Data records for software interfaces
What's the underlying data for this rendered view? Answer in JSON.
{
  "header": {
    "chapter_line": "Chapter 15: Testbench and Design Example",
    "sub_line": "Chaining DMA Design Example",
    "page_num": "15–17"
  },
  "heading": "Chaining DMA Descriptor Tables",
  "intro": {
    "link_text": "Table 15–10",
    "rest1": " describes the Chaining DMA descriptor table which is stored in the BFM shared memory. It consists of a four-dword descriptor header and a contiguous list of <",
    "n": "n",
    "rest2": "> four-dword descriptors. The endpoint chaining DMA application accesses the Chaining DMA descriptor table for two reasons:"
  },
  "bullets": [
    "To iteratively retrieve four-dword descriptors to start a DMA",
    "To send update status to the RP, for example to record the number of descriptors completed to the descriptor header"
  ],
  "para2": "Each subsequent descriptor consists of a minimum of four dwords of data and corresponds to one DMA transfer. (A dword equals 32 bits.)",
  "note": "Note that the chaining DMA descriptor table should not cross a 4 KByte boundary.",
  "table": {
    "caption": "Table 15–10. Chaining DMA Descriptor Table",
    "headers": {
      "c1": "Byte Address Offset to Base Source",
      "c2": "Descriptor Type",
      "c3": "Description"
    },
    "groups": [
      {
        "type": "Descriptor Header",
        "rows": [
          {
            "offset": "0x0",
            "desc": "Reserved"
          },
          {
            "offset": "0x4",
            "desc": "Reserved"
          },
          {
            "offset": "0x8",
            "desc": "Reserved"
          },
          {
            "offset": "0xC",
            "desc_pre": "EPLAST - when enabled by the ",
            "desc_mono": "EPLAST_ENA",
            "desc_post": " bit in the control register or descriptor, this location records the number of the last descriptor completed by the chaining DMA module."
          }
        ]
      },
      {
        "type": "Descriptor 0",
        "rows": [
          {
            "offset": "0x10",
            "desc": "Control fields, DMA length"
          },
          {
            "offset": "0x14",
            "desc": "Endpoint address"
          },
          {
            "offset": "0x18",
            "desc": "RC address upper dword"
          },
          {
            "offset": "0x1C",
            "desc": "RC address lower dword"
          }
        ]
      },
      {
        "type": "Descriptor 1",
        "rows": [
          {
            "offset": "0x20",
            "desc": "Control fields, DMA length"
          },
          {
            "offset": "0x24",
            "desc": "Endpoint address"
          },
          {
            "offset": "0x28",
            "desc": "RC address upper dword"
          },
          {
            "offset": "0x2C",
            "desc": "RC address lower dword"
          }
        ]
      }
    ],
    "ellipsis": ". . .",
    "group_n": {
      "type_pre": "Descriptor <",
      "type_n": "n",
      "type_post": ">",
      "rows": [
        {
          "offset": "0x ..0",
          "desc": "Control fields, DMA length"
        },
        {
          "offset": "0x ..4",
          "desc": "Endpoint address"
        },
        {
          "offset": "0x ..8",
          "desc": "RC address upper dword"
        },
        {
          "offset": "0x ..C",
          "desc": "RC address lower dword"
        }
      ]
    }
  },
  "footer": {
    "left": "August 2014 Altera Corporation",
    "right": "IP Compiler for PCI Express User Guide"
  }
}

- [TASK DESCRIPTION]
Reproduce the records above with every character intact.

- [WRITTEN ANSWER]
What's the underlying data for this rendered view? Answer in JSON.
{
  "header": {
    "chapter_line": "Chapter 15: Testbench and Design Example",
    "sub_line": "Chaining DMA Design Example",
    "page_num": "15–17"
  },
  "heading": "Chaining DMA Descriptor Tables",
  "intro": {
    "link_text": "Table 15–10",
    "rest1": " describes the Chaining DMA descriptor table which is stored in the BFM shared memory. It consists of a four-dword descriptor header and a contiguous list of <",
    "n": "n",
    "rest2": "> four-dword descriptors. The endpoint chaining DMA application accesses the Chaining DMA descriptor table for two reasons:"
  },
  "bullets": [
    "To iteratively retrieve four-dword descriptors to start a DMA",
    "To send update status to the RP, for example to record the number of descriptors completed to the descriptor header"
  ],
  "para2": "Each subsequent descriptor consists of a minimum of four dwords of data and corresponds to one DMA transfer. (A dword equals 32 bits.)",
  "note": "Note that the chaining DMA descriptor table should not cross a 4 KByte boundary.",
  "table": {
    "caption": "Table 15–10. Chaining DMA Descriptor Table",
    "headers": {
      "c1": "Byte Address Offset to Base Source",
      "c2": "Descriptor Type",
      "c3": "Description"
    },
    "groups": [
      {
        "type": "Descriptor Header",
        "rows": [
          {
            "offset": "0x0",
            "desc": "Reserved"
          },
          {
            "offset": "0x4",
            "desc": "Reserved"
          },
          {
            "offset": "0x8",
            "desc": "Reserved"
          },
          {
            "offset": "0xC",
            "desc_pre": "EPLAST - when enabled by the ",
            "desc_mono": "EPLAST_ENA",
            "desc_post": " bit in the control register or descriptor, this location records the number of the last descriptor completed by the chaining DMA module."
          }
        ]
      },
      {
        "type": "Descriptor 0",
        "rows": [
          {
            "offset": "0x10",
            "desc": "Control fields, DMA length"
          },
          {
            "offset": "0x14",
            "desc": "Endpoint address"
          },
          {
            "offset": "0x18",
            "desc": "RC address upper dword"
          },
          {
            "offset": "0x1C",
            "desc": "RC address lower dword"
          }
        ]
      },
      {
        "type": "Descriptor 1",
        "rows": [
          {
            "offset": "0x20",
            "desc": "Control fields, DMA length"
          },
          {
            "offset": "0x24",
            "desc": "Endpoint address"
          },
          {
            "offset": "0x28",
            "desc": "RC address upper dword"
          },
          {
            "offset": "0x2C",
            "desc": "RC address lower dword"
          }
        ]
      }
    ],
    "ellipsis": ". . .",
    "group_n": {
      "type_pre": "Descriptor <",
      "type_n": "n",
      "type_post": ">",
      "rows": [
        {
          "offset": "0x ..0",
          "desc": "Control fields, DMA length"
        },
        {
          "offset": "0x ..4",
          "desc": "Endpoint address"
        },
        {
          "offset": "0x ..8",
          "desc": "RC address upper dword"
        },
        {
          "offset": "0x ..C",
          "desc": "RC address lower dword"
        }
      ]
    }
  },
  "footer": {
    "left": "August 2014 Altera Corporation",
    "right": "IP Compiler for PCI Express User Guide"
  }
}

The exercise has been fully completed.